Tom Pyzdek’s picture

By Tom Pyzdek

The following personal stories concern vehicles produced by the automaker that invented lean and is world-famous for its efficient manufacturing operations:

My old SUV’s bright headlights don’t work. When I hit the switch for the brights, the headlights turn off completely. This will cost me $400 to fix because it requires replacing an entire steering wheel subassembly.

Scott Paton’s picture

By Scott Paton

It’s that time of year when we look back at what we have accomplished, at what we’re thankful for, and what lies ahead in the year to come. What a year 2008 has been: skyrocketing (and plummeting) fuel prices, an election that seemed like it would never end, a flood of foreclosures, a bunch of bank failures, and a sinking stock market.

Scott Paton’s picture

By Scott Paton

I am a creature of habit. I have favorites (authors, foods, directors, friends, family members, books—not necessarily in that order) that I like to revisit every so often. This is particularly true when I’m stressed out. I reread The Hobbit and Siddhartha every few years, and, of course, I have my annual So I Married an Axe Murderer movie festival.

H. James Harrington’s picture

By H. James Harrington

One of the major causes of TQM and Six Sigma failures is selecting the wrong project. This selection is probably one of the most important decisions that management can make to support the improvement process.

There are many approaches that can be used to select projects. They range from management intuition to complex analyses of how the processes affect business opportunities. I will show you a weighted selection approach that is effective, using a health care example.

Jack E. West’s picture

By Jack E. West

Does ISO 9001 require controlled processes for improvement? By now, I think most users would agree that it does.
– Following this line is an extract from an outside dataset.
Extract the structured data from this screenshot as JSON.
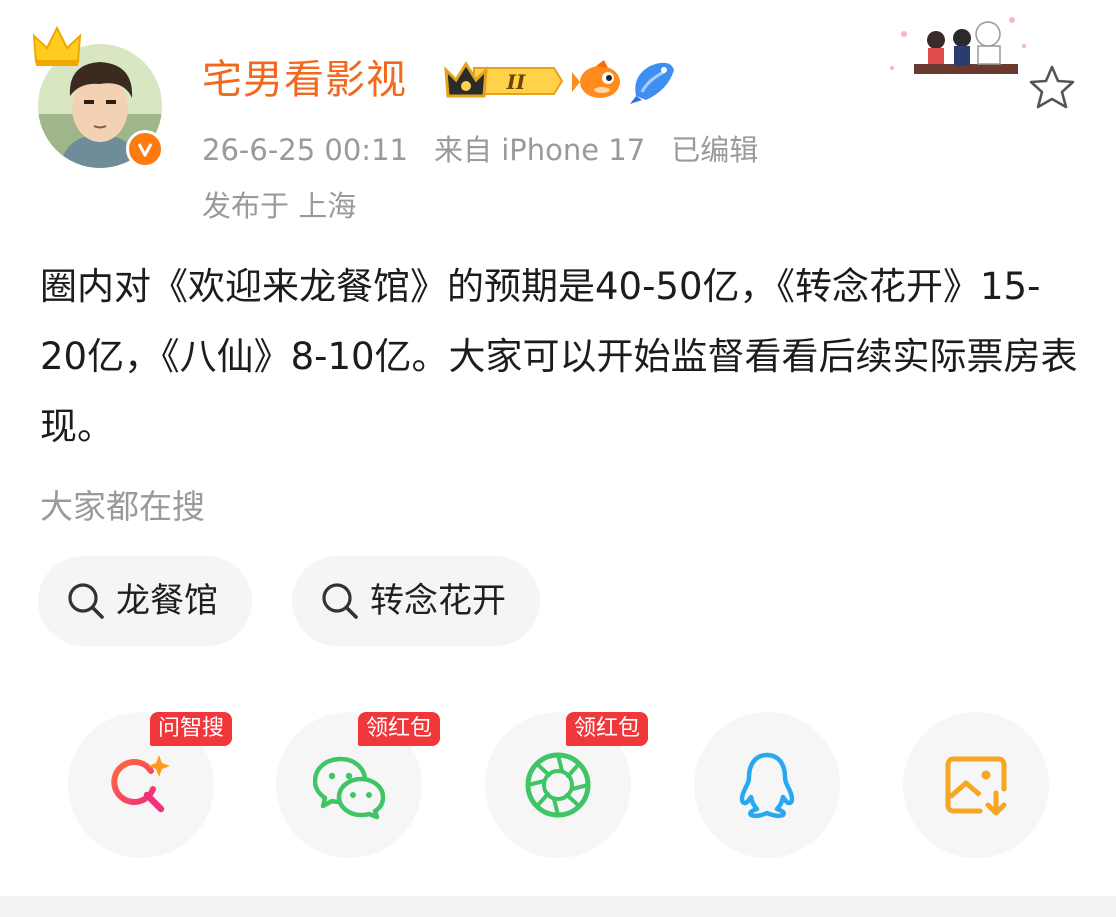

The requirements for that controlled process are simple to describe. They start with planning.

H. James Harrington’s picture

By H. James Harrington

I’m often asked, “Of all the stakeholders, which one is the most important? Which one is the most valuable resource that the organization must be sure is satisfied?” Let’s look at who the stakeholders are.

Investors

Management

Employees

Customers

Suppliers

Employees’ families

Community

Jack E. West’s picture

By Jack E. West

Mike Richman’s picture

By Mike Richman

Well, well, well… 2009 is upon us. That sure happened fast. What happened to 2008? For that matter, what happened to 2007, or 1995, or 1978? It’s true what those Nationwide Insurance ads say: “Life comes at you fast.” (See how well advertising works?)

H. James Harrington’s picture

By H. James Harrington

The most important requirement for actuating the improvement process of your management system is to have your full management team participating before the nonmanagement employees become involved in the process. Management must be totally dedicated and actively participating in the improvement process before and after it is presented to the employees. If the process is to work, management must set the standards.

Heero Hacquebord’s default image

By Heero Hacquebord

 

Decision-making with respect to improving performance is a matter of prediction. So is leadership. For example, was the energy crisis a rational, predictive event 30 years ago? Or was it random, unpredictable, and unpreventable? If it’s the latter, then we must believe that we are morons with no theory, knowledge, or predictive capability, and are powerless to influence our environment or future. No reasonable person accepts that.